Excerpts from a dataset
+++

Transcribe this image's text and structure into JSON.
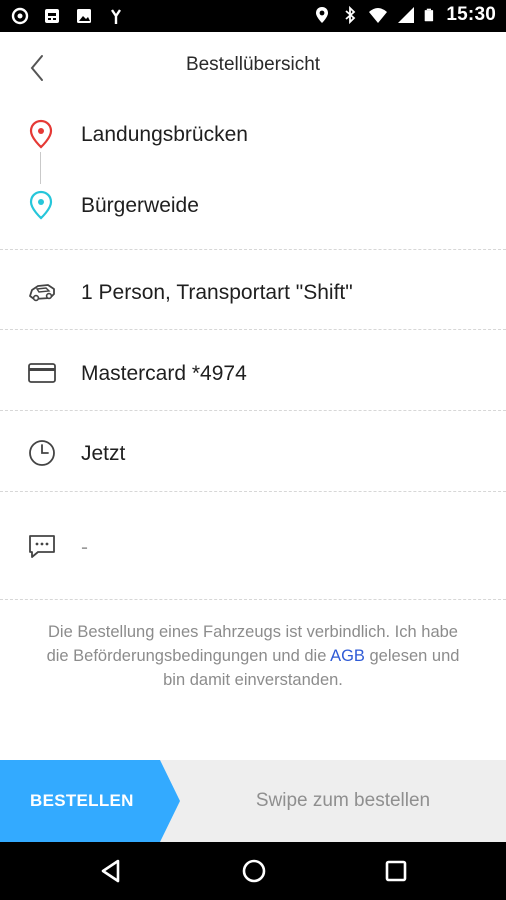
{
  "status_bar": {
    "time": "15:30",
    "left_icons": [
      "location-badge-icon",
      "sim-icon",
      "image-icon",
      "signal-fork-icon"
    ],
    "right_icons": [
      "location-pin-icon",
      "bluetooth-icon",
      "wifi-icon",
      "cellular-icon",
      "battery-icon"
    ]
  },
  "header": {
    "title": "Bestellübersicht"
  },
  "route": {
    "pickup": "Landungsbrücken",
    "destination": "Bürgerweide",
    "pickup_color": "#e53935",
    "destination_color": "#26c6da"
  },
  "details": {
    "transport": "1 Person, Transportart \"Shift\"",
    "payment": "Mastercard *4974",
    "time": "Jetzt",
    "comment": "-"
  },
  "notice": {
    "text_before_link": "Die Bestellung eines Fahrzeugs ist verbindlich. Ich habe die Beförderungsbedingungen und die ",
    "link": "AGB",
    "text_after_link": " gelesen und bin damit einverstanden."
  },
  "swipe": {
    "button_label": "BESTELLEN",
    "hint": "Swipe zum bestellen",
    "accent_color": "#33aaff"
  }
}
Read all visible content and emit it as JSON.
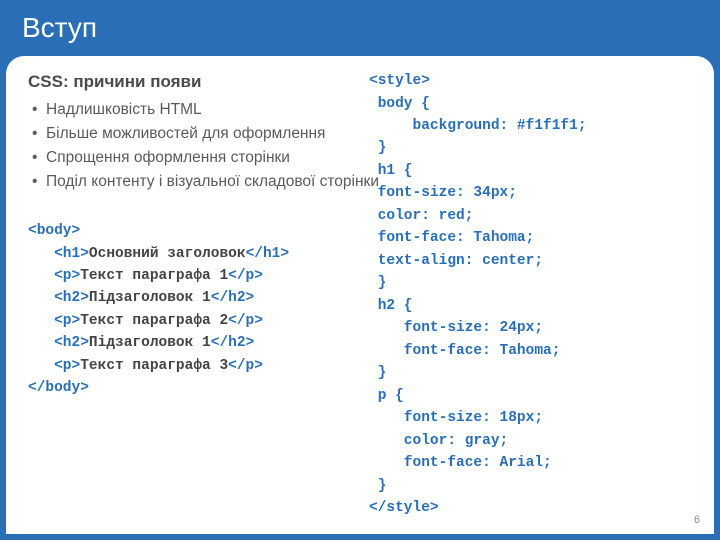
{
  "title": "Вступ",
  "heading": "CSS: причини появи",
  "bullets": [
    "Надлишковість HTML",
    "Більше можливостей для оформлення",
    "Спрощення оформлення сторінки",
    "Поділ контенту і візуальної складової сторінки"
  ],
  "code_left": {
    "l0a": "<body>",
    "l1a": "   <h1>",
    "l1b": "Основний заголовок",
    "l1c": "</h1>",
    "l2a": "   <p>",
    "l2b": "Текст параграфа 1",
    "l2c": "</p>",
    "l3a": "   <h2>",
    "l3b": "Підзаголовок 1",
    "l3c": "</h2>",
    "l4a": "   <p>",
    "l4b": "Текст параграфа 2",
    "l4c": "</p>",
    "l5a": "   <h2>",
    "l5b": "Підзаголовок 1",
    "l5c": "</h2>",
    "l6a": "   <p>",
    "l6b": "Текст параграфа 3",
    "l6c": "</p>",
    "l7a": "</body>"
  },
  "code_right": {
    "r0": "<style>",
    "r1": " body {",
    "r2": "     background: #f1f1f1;",
    "r3": " }",
    "r4": " h1 {",
    "r5": " font-size: 34px;",
    "r6": " color: red;",
    "r7": " font-face: Tahoma;",
    "r8": " text-align: center;",
    "r9": " }",
    "r10": " h2 {",
    "r11": "    font-size: 24px;",
    "r12": "    font-face: Tahoma;",
    "r13": " }",
    "r14": " p {",
    "r15": "    font-size: 18px;",
    "r16": "    color: gray;",
    "r17": "    font-face: Arial;",
    "r18": " }",
    "r19": "</style>"
  },
  "page_number": "6"
}
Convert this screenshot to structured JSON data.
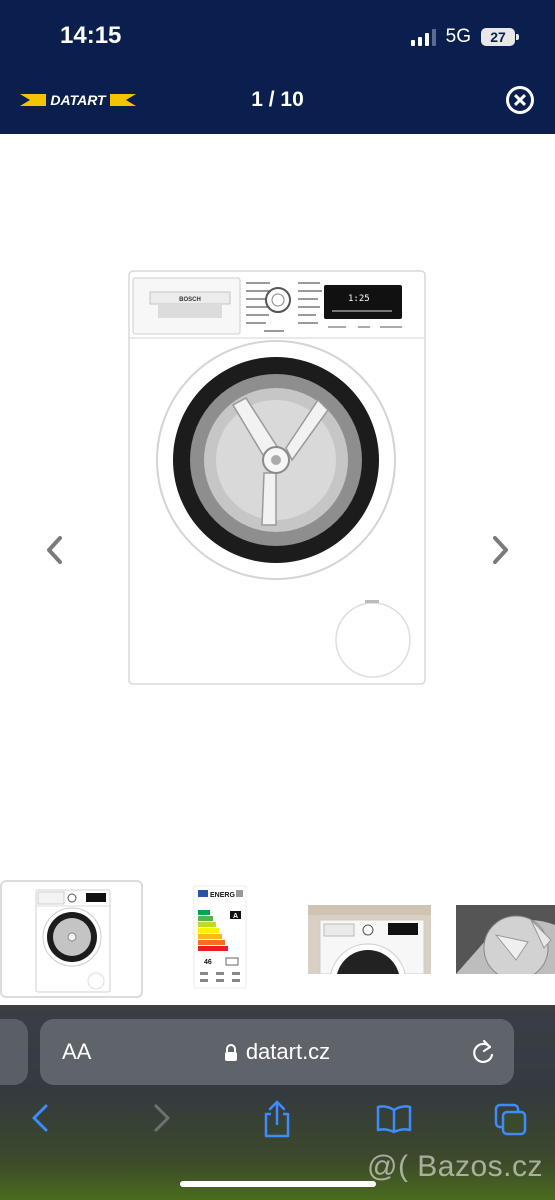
{
  "status_bar": {
    "time": "14:15",
    "network": "5G",
    "battery": "27"
  },
  "gallery": {
    "logo_text": "DATART",
    "counter": "1 / 10",
    "thumbnails": [
      {
        "label": "washer-front",
        "active": true
      },
      {
        "label": "energy-label",
        "active": false
      },
      {
        "label": "washer-installed",
        "active": false
      },
      {
        "label": "drum-closeup",
        "active": false
      }
    ]
  },
  "product_image": {
    "brand": "BOSCH",
    "display_value": "1:25"
  },
  "energy_label": {
    "header": "ENERG",
    "class": "A",
    "noise": "46"
  },
  "browser": {
    "aa_label": "AA",
    "url": "datart.cz"
  },
  "watermark": "@( Bazos.cz",
  "colors": {
    "header_bg": "#0b1f4e",
    "logo_yellow": "#f5c400",
    "ios_blue": "#3d8bfd"
  }
}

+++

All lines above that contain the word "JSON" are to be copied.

WRITTEN RESPONSE:
Transcribe this image's text and structure into JSON.
Read all visible content and emit it as JSON.
Convert this screenshot to structured JSON data.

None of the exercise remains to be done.